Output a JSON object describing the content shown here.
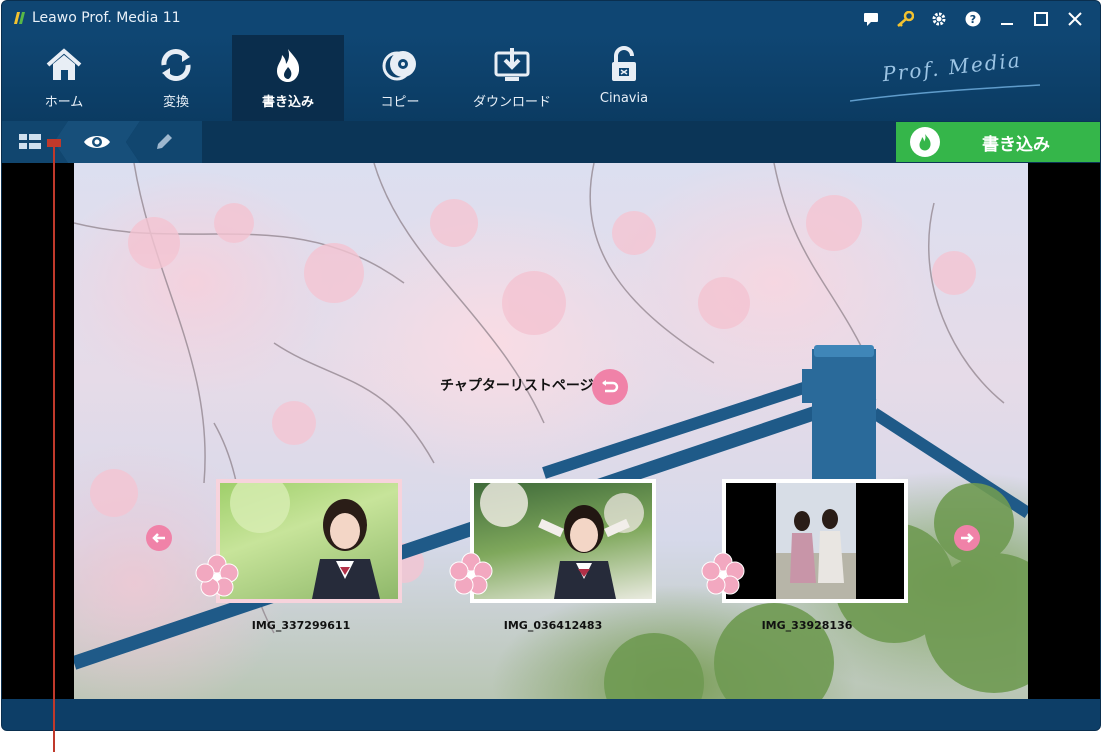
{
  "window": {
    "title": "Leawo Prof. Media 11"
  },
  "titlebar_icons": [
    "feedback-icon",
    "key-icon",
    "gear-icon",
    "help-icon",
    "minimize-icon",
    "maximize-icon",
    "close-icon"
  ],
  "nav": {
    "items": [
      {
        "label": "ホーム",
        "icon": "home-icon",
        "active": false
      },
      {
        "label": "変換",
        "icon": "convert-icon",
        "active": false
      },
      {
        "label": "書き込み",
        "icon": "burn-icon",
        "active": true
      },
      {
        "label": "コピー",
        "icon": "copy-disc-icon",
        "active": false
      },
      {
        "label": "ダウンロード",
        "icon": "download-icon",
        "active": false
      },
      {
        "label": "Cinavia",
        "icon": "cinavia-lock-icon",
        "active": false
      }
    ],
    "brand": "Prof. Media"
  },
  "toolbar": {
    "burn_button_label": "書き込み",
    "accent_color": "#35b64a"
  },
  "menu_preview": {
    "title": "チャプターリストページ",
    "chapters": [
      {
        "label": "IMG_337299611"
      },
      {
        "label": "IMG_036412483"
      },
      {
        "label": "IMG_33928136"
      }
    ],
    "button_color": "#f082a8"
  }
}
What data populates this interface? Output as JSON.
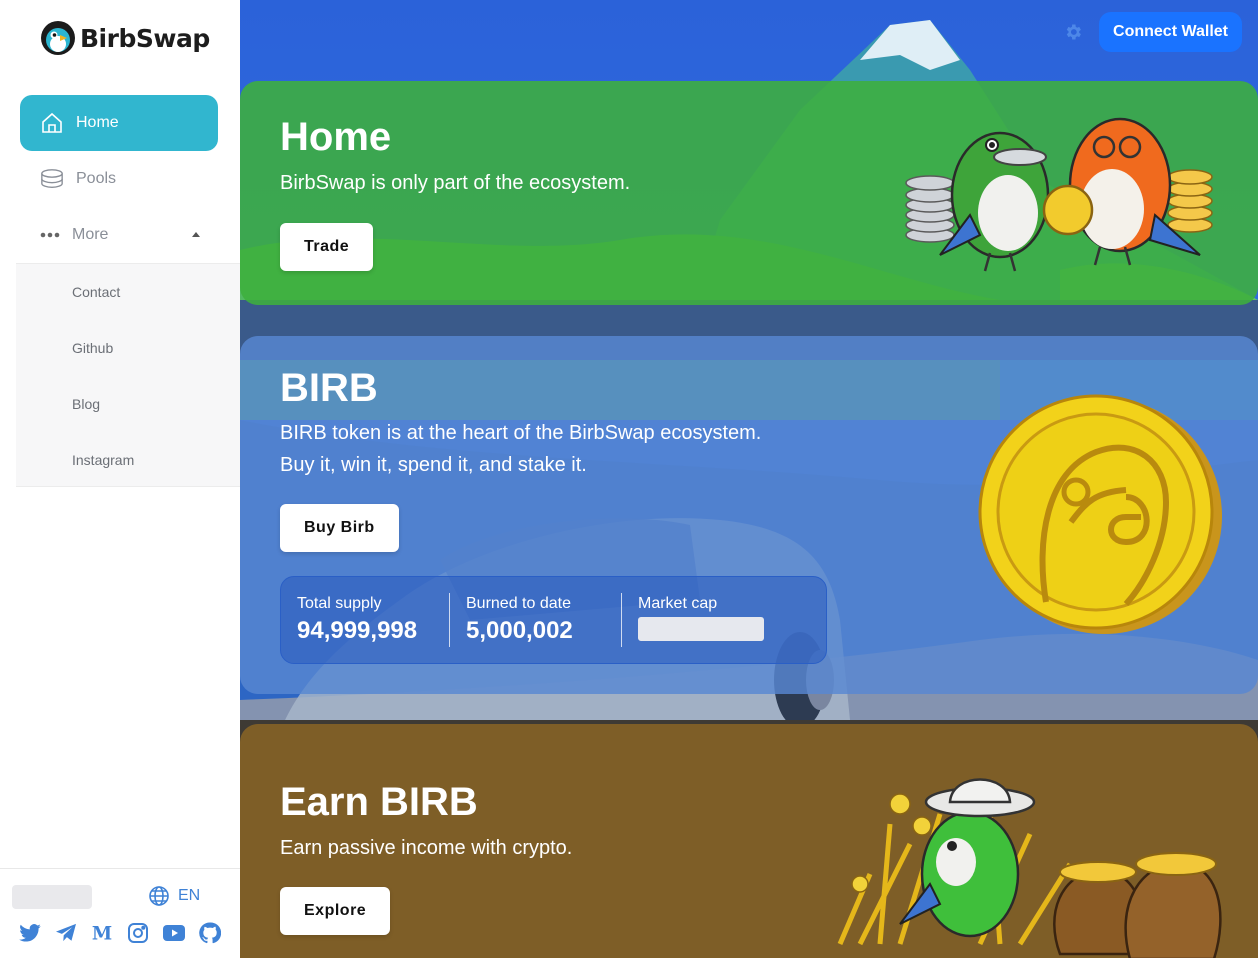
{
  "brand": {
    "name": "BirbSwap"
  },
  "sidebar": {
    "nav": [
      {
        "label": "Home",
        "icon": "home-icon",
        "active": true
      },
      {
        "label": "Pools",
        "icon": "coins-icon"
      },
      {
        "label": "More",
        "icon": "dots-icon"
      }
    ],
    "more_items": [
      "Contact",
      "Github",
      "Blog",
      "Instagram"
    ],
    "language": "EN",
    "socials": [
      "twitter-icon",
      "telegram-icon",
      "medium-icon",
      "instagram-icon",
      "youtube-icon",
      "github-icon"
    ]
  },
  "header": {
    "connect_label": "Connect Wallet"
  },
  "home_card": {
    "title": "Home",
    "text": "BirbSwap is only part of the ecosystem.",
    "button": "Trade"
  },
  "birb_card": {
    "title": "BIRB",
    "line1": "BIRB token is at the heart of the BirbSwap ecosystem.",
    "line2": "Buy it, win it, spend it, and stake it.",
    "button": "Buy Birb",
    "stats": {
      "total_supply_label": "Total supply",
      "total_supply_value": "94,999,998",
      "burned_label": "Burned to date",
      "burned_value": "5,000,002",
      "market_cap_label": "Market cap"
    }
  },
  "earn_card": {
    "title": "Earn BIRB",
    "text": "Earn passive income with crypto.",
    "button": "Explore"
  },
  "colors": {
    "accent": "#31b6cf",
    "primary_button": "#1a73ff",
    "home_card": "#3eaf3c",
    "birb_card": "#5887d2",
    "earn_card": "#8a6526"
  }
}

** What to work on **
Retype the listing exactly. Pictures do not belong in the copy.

** Written response **
Output a JSON object describing the content shown here.
{
  "window": {
    "title": "Leawo Prof. Media 11"
  },
  "titlebar_icons": [
    "feedback-icon",
    "key-icon",
    "gear-icon",
    "help-icon",
    "minimize-icon",
    "maximize-icon",
    "close-icon"
  ],
  "nav": {
    "items": [
      {
        "label": "ホーム",
        "icon": "home-icon",
        "active": false
      },
      {
        "label": "変換",
        "icon": "convert-icon",
        "active": false
      },
      {
        "label": "書き込み",
        "icon": "burn-icon",
        "active": true
      },
      {
        "label": "コピー",
        "icon": "copy-disc-icon",
        "active": false
      },
      {
        "label": "ダウンロード",
        "icon": "download-icon",
        "active": false
      },
      {
        "label": "Cinavia",
        "icon": "cinavia-lock-icon",
        "active": false
      }
    ],
    "brand": "Prof. Media"
  },
  "toolbar": {
    "burn_button_label": "書き込み",
    "accent_color": "#35b64a"
  },
  "menu_preview": {
    "title": "チャプターリストページ",
    "chapters": [
      {
        "label": "IMG_337299611"
      },
      {
        "label": "IMG_036412483"
      },
      {
        "label": "IMG_33928136"
      }
    ],
    "button_color": "#f082a8"
  }
}
What data populates this interface? Output as JSON.
{
  "brand": {
    "name": "BirbSwap"
  },
  "sidebar": {
    "nav": [
      {
        "label": "Home",
        "icon": "home-icon",
        "active": true
      },
      {
        "label": "Pools",
        "icon": "coins-icon"
      },
      {
        "label": "More",
        "icon": "dots-icon"
      }
    ],
    "more_items": [
      "Contact",
      "Github",
      "Blog",
      "Instagram"
    ],
    "language": "EN",
    "socials": [
      "twitter-icon",
      "telegram-icon",
      "medium-icon",
      "instagram-icon",
      "youtube-icon",
      "github-icon"
    ]
  },
  "header": {
    "connect_label": "Connect Wallet"
  },
  "home_card": {
    "title": "Home",
    "text": "BirbSwap is only part of the ecosystem.",
    "button": "Trade"
  },
  "birb_card": {
    "title": "BIRB",
    "line1": "BIRB token is at the heart of the BirbSwap ecosystem.",
    "line2": "Buy it, win it, spend it, and stake it.",
    "button": "Buy Birb",
    "stats": {
      "total_supply_label": "Total supply",
      "total_supply_value": "94,999,998",
      "burned_label": "Burned to date",
      "burned_value": "5,000,002",
      "market_cap_label": "Market cap"
    }
  },
  "earn_card": {
    "title": "Earn BIRB",
    "text": "Earn passive income with crypto.",
    "button": "Explore"
  },
  "colors": {
    "accent": "#31b6cf",
    "primary_button": "#1a73ff",
    "home_card": "#3eaf3c",
    "birb_card": "#5887d2",
    "earn_card": "#8a6526"
  }
}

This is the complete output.